[Entries provided]
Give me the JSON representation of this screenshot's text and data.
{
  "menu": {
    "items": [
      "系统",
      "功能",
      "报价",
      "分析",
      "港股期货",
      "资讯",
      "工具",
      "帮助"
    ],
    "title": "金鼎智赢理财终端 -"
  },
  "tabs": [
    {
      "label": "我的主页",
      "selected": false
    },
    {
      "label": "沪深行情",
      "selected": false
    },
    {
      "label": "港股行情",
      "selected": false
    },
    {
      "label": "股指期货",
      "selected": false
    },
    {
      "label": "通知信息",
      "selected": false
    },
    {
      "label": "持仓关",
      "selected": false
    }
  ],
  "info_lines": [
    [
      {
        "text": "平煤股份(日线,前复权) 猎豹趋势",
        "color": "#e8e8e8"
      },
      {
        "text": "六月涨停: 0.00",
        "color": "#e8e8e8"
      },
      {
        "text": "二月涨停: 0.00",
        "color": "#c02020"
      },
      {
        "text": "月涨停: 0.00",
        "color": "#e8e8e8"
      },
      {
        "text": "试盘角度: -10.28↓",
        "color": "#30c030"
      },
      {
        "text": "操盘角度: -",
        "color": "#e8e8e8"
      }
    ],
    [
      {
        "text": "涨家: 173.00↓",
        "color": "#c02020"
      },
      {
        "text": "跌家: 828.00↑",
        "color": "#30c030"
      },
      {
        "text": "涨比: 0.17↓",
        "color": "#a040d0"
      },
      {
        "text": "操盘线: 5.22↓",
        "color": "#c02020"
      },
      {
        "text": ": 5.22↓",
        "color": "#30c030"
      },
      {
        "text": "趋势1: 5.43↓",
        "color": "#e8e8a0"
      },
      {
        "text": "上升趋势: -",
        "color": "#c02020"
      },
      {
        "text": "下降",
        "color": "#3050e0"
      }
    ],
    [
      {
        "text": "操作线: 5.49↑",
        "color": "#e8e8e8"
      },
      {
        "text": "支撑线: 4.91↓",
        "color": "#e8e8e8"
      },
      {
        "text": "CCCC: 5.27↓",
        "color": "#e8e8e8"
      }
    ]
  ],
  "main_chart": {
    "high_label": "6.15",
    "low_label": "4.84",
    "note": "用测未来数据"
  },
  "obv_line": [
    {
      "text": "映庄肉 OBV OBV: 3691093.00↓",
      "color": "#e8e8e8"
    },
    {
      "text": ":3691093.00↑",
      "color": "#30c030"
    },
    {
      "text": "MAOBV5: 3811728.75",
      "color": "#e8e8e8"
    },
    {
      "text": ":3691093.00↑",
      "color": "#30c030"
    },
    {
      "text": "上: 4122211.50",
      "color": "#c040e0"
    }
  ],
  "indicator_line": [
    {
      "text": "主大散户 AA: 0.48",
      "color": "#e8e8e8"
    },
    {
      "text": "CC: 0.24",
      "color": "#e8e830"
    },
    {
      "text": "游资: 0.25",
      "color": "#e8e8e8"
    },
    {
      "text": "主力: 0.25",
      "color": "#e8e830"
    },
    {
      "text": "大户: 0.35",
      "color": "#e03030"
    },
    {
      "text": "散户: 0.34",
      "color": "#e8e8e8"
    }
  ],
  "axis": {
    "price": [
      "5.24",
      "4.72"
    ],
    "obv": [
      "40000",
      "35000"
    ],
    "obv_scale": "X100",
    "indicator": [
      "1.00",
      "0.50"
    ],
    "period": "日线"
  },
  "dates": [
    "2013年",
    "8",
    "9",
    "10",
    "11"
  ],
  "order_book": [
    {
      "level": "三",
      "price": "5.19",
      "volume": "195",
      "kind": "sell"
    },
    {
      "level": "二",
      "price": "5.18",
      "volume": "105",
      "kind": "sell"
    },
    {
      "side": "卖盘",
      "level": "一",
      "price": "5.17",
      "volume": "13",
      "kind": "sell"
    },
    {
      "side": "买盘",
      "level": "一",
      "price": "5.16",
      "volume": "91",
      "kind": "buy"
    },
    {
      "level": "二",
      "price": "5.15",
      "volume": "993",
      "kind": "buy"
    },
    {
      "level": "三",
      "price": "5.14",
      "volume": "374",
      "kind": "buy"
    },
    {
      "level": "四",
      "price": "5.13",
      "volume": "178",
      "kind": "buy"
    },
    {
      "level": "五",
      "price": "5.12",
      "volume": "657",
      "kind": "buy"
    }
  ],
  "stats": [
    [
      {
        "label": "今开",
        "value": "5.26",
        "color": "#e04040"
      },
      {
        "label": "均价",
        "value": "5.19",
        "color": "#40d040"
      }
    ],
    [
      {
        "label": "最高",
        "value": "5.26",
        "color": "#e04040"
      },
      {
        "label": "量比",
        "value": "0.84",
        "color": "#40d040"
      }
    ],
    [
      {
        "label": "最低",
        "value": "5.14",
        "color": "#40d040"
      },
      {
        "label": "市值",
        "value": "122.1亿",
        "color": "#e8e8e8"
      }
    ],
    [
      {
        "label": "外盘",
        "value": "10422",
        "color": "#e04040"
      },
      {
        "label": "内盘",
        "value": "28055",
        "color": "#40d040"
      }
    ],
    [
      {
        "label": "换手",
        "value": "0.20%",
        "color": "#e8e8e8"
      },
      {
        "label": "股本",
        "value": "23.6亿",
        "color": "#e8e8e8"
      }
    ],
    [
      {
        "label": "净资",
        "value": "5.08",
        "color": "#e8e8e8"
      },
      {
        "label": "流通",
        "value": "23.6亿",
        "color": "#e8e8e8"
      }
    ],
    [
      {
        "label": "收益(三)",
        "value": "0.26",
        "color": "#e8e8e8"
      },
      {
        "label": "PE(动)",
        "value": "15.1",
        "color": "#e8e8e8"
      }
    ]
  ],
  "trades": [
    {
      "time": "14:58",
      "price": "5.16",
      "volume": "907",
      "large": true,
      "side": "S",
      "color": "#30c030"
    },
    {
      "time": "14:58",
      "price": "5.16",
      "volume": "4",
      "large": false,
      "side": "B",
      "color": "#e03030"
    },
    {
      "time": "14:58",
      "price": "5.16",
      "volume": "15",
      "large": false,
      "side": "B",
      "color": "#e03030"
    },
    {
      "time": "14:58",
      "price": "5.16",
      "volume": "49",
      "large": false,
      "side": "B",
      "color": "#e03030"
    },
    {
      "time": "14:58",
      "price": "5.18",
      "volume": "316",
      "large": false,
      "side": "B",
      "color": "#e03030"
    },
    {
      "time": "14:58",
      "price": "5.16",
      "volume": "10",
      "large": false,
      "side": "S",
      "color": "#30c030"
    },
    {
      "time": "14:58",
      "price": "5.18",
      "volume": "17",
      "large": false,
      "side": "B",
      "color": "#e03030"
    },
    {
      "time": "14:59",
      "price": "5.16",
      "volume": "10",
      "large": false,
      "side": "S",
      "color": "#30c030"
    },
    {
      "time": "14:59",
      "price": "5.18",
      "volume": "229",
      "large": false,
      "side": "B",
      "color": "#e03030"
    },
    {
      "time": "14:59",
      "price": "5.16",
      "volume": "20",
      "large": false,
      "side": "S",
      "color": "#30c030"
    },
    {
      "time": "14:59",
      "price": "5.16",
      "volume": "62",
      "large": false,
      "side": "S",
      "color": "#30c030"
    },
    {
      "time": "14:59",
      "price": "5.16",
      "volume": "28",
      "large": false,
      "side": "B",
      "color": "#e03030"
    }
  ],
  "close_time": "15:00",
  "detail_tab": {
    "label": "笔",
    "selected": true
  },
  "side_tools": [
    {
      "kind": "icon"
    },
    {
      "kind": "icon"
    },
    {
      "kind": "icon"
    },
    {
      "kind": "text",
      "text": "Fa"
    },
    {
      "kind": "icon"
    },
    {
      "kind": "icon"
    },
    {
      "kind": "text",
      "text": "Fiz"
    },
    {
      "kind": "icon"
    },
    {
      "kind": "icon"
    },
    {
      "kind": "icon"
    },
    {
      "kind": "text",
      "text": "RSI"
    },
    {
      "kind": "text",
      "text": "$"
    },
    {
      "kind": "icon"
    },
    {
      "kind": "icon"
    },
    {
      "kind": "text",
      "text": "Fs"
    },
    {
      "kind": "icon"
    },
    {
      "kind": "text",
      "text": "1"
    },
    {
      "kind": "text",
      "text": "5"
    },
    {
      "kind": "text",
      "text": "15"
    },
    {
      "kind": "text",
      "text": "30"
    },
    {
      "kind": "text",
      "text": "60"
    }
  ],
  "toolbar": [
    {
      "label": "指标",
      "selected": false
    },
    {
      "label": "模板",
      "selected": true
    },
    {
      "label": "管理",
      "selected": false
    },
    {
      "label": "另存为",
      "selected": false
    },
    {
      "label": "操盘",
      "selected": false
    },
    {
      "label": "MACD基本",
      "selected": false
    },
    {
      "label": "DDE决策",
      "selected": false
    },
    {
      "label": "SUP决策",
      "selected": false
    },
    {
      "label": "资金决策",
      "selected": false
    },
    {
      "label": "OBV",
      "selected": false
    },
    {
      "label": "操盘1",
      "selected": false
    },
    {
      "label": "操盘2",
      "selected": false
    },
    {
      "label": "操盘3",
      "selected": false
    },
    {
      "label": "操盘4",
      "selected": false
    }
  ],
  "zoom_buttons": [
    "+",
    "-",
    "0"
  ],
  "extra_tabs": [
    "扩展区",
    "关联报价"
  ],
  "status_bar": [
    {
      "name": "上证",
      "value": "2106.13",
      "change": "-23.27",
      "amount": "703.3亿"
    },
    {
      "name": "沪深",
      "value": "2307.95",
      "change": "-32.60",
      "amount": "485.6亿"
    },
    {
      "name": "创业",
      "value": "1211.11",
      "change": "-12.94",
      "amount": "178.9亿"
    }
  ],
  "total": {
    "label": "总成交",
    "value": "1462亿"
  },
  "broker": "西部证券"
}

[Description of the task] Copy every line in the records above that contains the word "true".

[Response to this task]
      "large": true,
    "selected": true
      "selected": true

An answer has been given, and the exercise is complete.